Notably, the Australian Dollar failed overnight at its 100-day moving average at 0.6535 and traced out a double top at the sessions high of 0.6560. Trade concerns have seen the AUD/USD fall by 0.65% to 0.6475 today, and the o.6535 and 0.6560 levels now form strong resistance.
Notably, the Indonesian Rupiah continues to outperform. It is climbing yet again this morning with USD/IDR falling from 15,122.00 to 14,932.00 in the past 24 hours. Given that Indonesia is considered one of the most vulnerable countries to the coronavirus pandemic recession, the performance of the IDR is notable. It has now recovered nearly 65% of its March losses. With no sign of the IDR rally running out of steam, this may suggest that the peak-virus trade globally, still has some distance to run, intra-day hiccups aside.
Oil ignores Saudi Arabia and corrects lower. WTI futures expiry to be a damp squib.
One asset class that might be running on empty at these lofty levels could be oil. Both Brent crude and WTI eased overnight even as Saudi Arabia announced an additional 1 million barrel per day production cut, with Kuwait and the UAE also chipping in with small cuts of their own. Unilateral action by Saudi Arabia, the world’s swing producer should have been bullish, but instead, oil prices fell. Traders may have one eye on the expiry of the June WTI Nymex contract today after the carnage of the May expiry.
Brent crude notably failed at its 50-day moving average overnight at $29.30 a barrel, finishing the session 1.80% lower at $27.95 a barrel. It has eased another 1.0% in Asia to $27.60 a barrel. The region between $29.50 and $30.00 a barrel looms as formidable resistance for Brent now. A break of $26.00 a barrel implies a deeper correction is ahead.

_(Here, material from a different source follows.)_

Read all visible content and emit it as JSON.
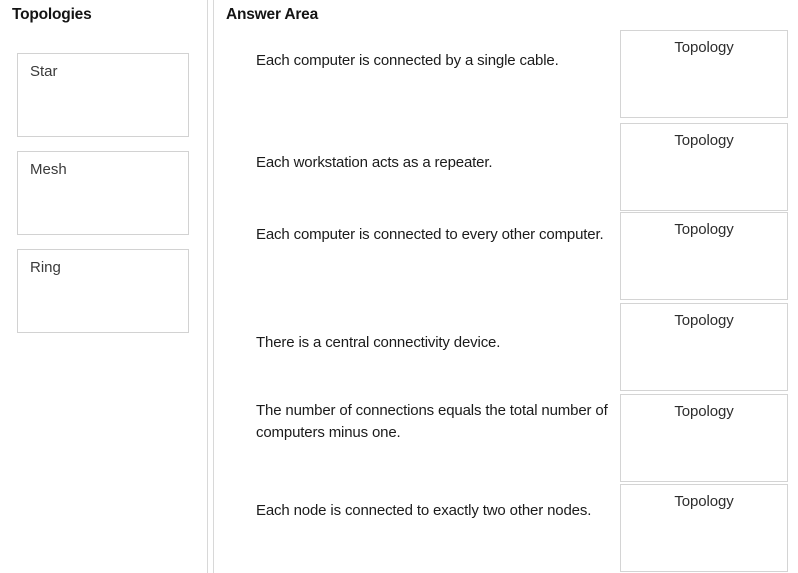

WTI clung on to its gains overnight, finishing 2.0% lower and holding just above its 50-day moving average at $25.00 a barrel. The moving average is at $24.50 a barrel this morning, also the lows of the last four days. A break of this level implies a deeper technical correction to the $20.00 a barrel region. Resistance is at the $28.00 a barrel level, where it has failed three times in the past week.
Although I am not expecting a repeat of the carnage of May expiry today, WTI is likely to be its own man as the futures cut-off nears. WTI could easily trade in a ten-dollar range as last-minute position adjustments are arranged. However, it would not surprise me in the least, if the expiry passes with a whimper, as I suspect most June positions that need to be, have long been rolled into the forward futures months.
Gold remains becalmed each side of the $1700.00 region.
Gold eased modestly overnight as the US Dollar strengthened, falling by 0.30% to $1697.50 an ounce. The directionless sideways trading of the past month continued once again, although I note that gold’s multi-week range has compressed into $1675.00 to $1725.00 an ounce. That implies that a breakout is coming, one way or another.
That said, the direction of the breakout is not clear although logic suggests the longer-term trend for gold should be higher, probably much so. I will reiterate though, that a narrowing range aside, the critical longer-term levels remain $1650.00 and $1750,00 an ounce. I will not take my feet off the desk until one of those breaks.
This article is for general information purposes only. It is not investment advice or a solution to buy or sell securities. Opinions are the authors; not necessarily that of OANDA Corporation or any of its affiliates, subsidiaries, officers or directors. Leveraged trading is high risk and not suitable for all. You could lose all of your deposited funds.